A Lyon of a Cereal
After more than 22 years of breeding wheat for WSU, Steve Lyon never expected to make a name for himself in the barley field. But this spring’s release of “Lyon,” a new variety of barley christened by one of his colleagues in Pullman, is making a significant impact in the larger world of small grains research.
“As a graduate student in Stephen Jones’ winter wheat program, I worked with Steve Lyon on a daily basis,” said WSU barley breeder Kevin Murphy, who developed, and hence claimed naming rights, to the new variety. “There is no way I would have survived the harsh rigors of grad school without Steve’s help. He was always very positive, always sure things would work out fine–and he was almost always right. This is the best way I can think of to honor and thank him.”
Lyon found out about his barley namesake from Murphy earlier this spring when Murphy was leading a graduate student agriculture tour of classes at the WSU Mount Vernon Northwestern Washington Research and Extension Center (NWREC). Lyon has been stationed there for the past three years.
“My first reaction was shock and disbelief,” Lyon said. “I am extremely honored, yet it is very humbling because I feel there are others much more deserving of such a rare distinction.”
Lyon barley, formerly known as 05WA-316.K, is notable for its higher yield potential than other varieties grown in eastern Washington, plump kernels, and resistance to stem rust, a disease caused by the fungus Puccinia graminis. The fungus attacks the above-ground parts of the plant, and if this occurs a few weeks before harvest, an apparently healthy crop can be reduced to a black tangle of broken stems and shriveled grains.
Although foundation seed can often take years for researchers to develop, Lyon will be available just one year after its official year of release. “Lyon is a (livestock) feed barley that is very high yielding across many dryland environments in Washington State,” explained Murphy. “It does especially well in areas that receive 16-24 inches of rainfall and are prone to stem rust. This variety is particularly well adapted to the Palouse region.”

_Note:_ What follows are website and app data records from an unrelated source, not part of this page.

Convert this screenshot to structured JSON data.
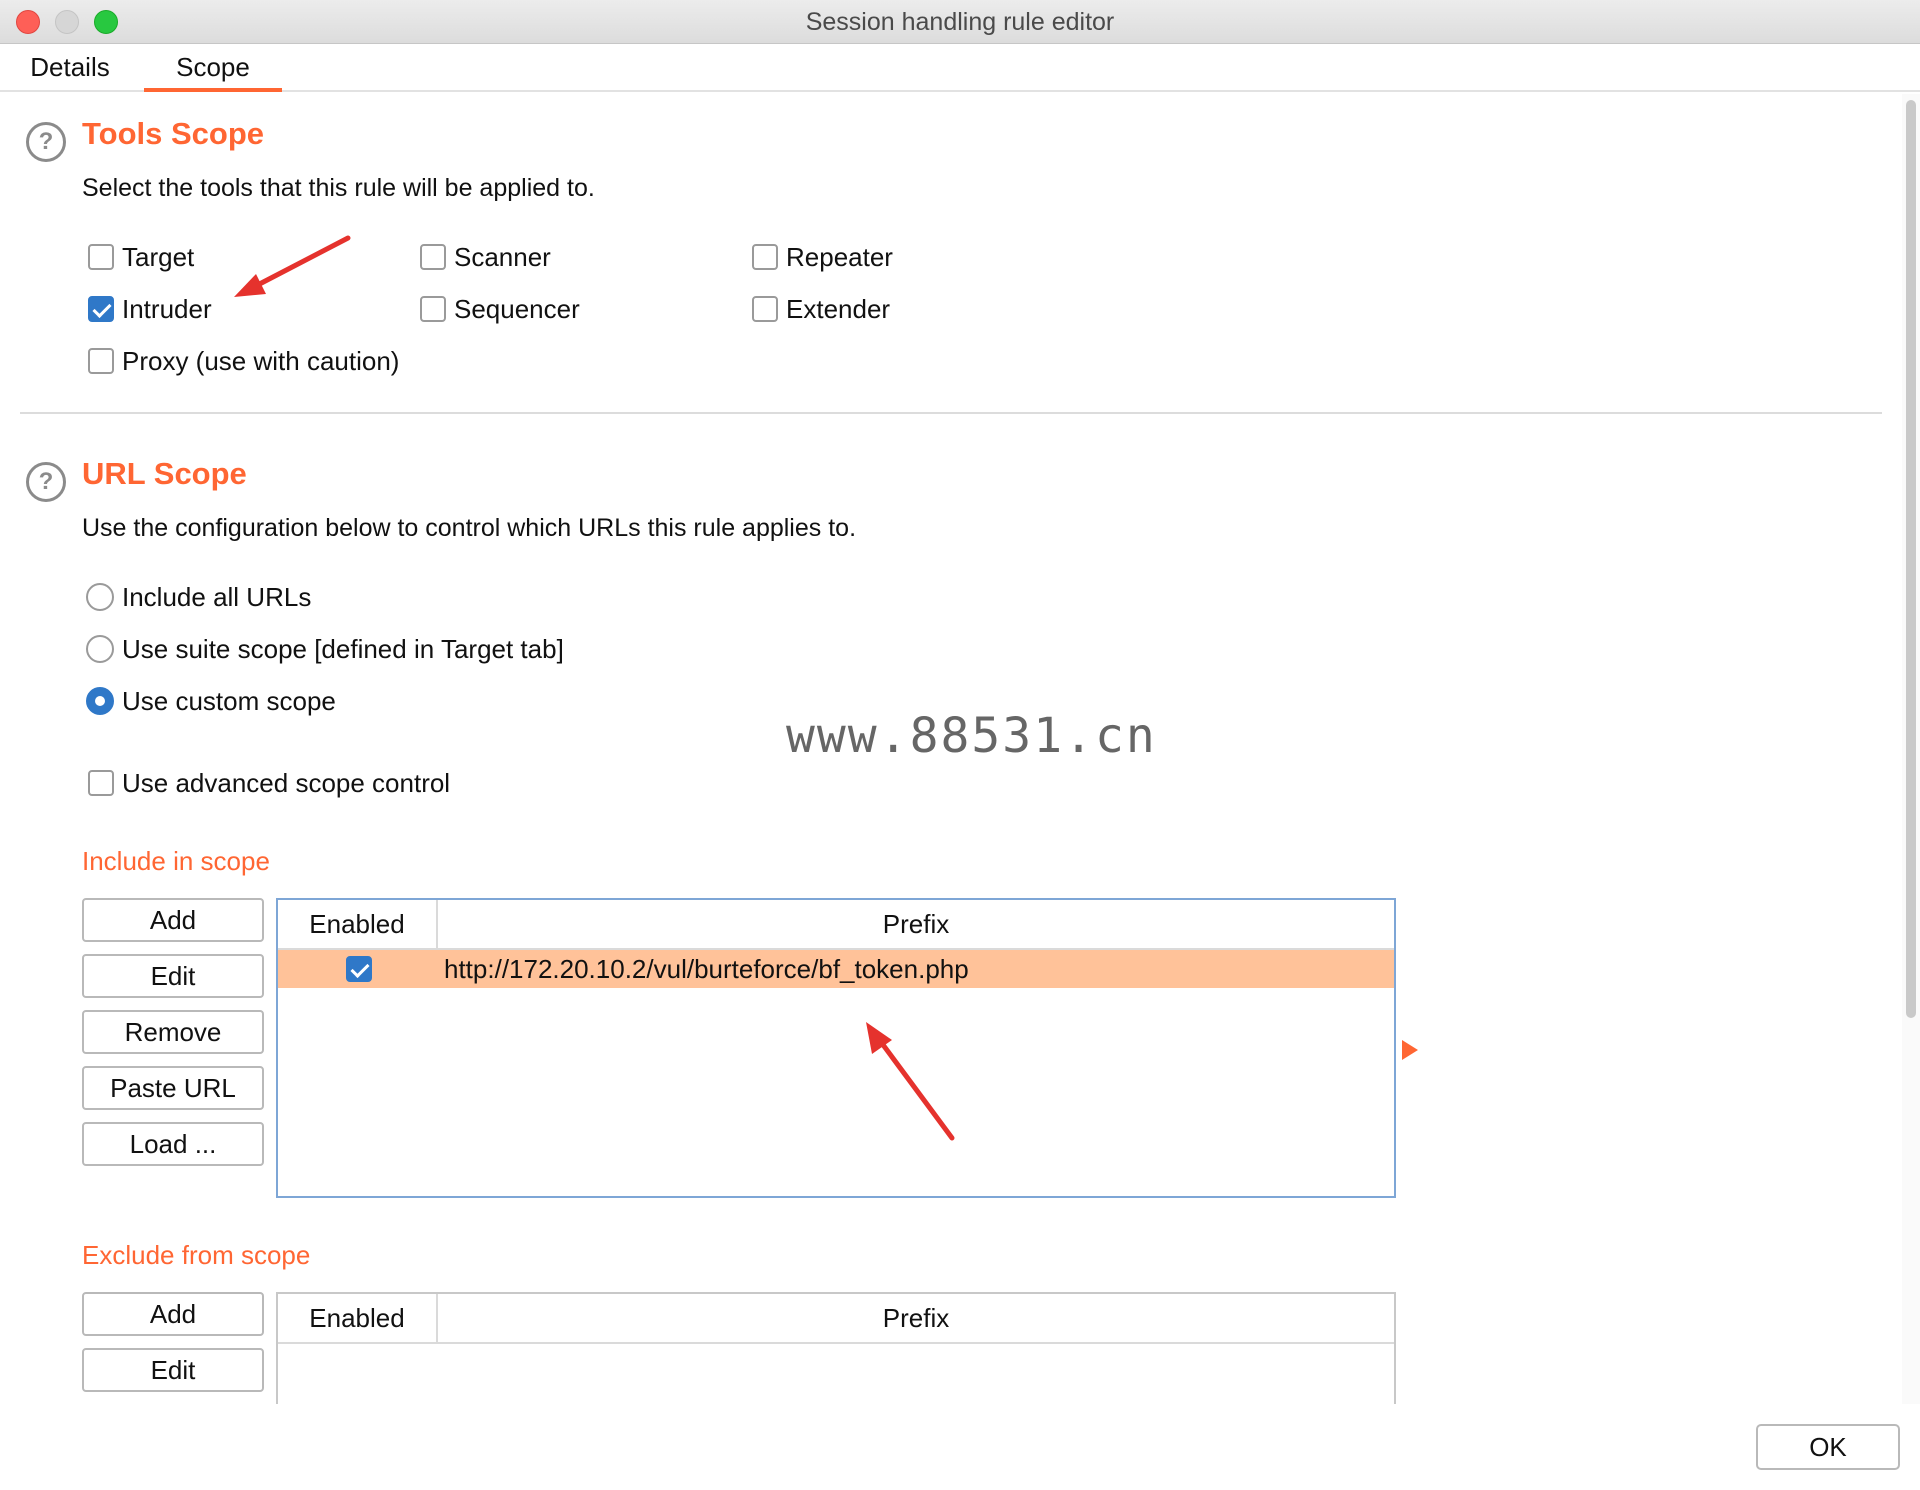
{
  "window": {
    "title": "Session handling rule editor"
  },
  "tabs": [
    {
      "label": "Details"
    },
    {
      "label": "Scope"
    }
  ],
  "tools_scope": {
    "heading": "Tools Scope",
    "description": "Select the tools that this rule will be applied to.",
    "tools": [
      {
        "label": "Target",
        "checked": false
      },
      {
        "label": "Intruder",
        "checked": true
      },
      {
        "label": "Proxy (use with caution)",
        "checked": false
      },
      {
        "label": "Scanner",
        "checked": false
      },
      {
        "label": "Sequencer",
        "checked": false
      },
      {
        "label": "Repeater",
        "checked": false
      },
      {
        "label": "Extender",
        "checked": false
      }
    ]
  },
  "url_scope": {
    "heading": "URL Scope",
    "description": "Use the configuration below to control which URLs this rule applies to.",
    "options": [
      {
        "label": "Include all URLs",
        "selected": false
      },
      {
        "label": "Use suite scope [defined in Target tab]",
        "selected": false
      },
      {
        "label": "Use custom scope",
        "selected": true
      }
    ],
    "advanced": {
      "label": "Use advanced scope control",
      "checked": false
    }
  },
  "include": {
    "heading": "Include in scope",
    "buttons": {
      "add": "Add",
      "edit": "Edit",
      "remove": "Remove",
      "paste": "Paste URL",
      "load": "Load ..."
    },
    "columns": {
      "enabled": "Enabled",
      "prefix": "Prefix"
    },
    "rows": [
      {
        "enabled": true,
        "prefix": "http://172.20.10.2/vul/burteforce/bf_token.php"
      }
    ]
  },
  "exclude": {
    "heading": "Exclude from scope",
    "buttons": {
      "add": "Add",
      "edit": "Edit"
    },
    "columns": {
      "enabled": "Enabled",
      "prefix": "Prefix"
    },
    "rows": []
  },
  "watermark": "www.88531.cn",
  "footer": {
    "ok": "OK"
  },
  "colors": {
    "accent": "#ff6633",
    "check_blue": "#2f78c8",
    "selected_row": "#ffc299",
    "annotation_arrow": "#e5322d"
  },
  "icons": {
    "help": "question-circle-icon",
    "expand": "triangle-right-icon"
  }
}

The Man Behind the Grain
The same could be said of Lyon, a former wheat farmer who raised his family in Colfax, just north of Pullman, before heading west to the Skagit Valley. “I’ve worked with Steve since 1995,” noted Stephen Jones, director of the Mount Vernon NWREC and head of its plant breeding department. “He came into my program after time he spent with Ed Donaldson, a former WSU wheat breeder. Steve learned from one of the best–and when you add his farming experience, it made it possible for him to run a field program immediately.
“Steve was instrumental in developing highly successful wheat, such as Bruehl, the most widely grown club wheat in the United States,” Jones continued. “Lyon barley is the epitome of the variety-naming tradition: It is a great honor to have a variety named after you. Steve’s dedication to the grain growers in this state for nearly three decades is well worth this recognition.”
For more information about WSU’s plant breeding program, visit http://plantbreeding.wsu.edu.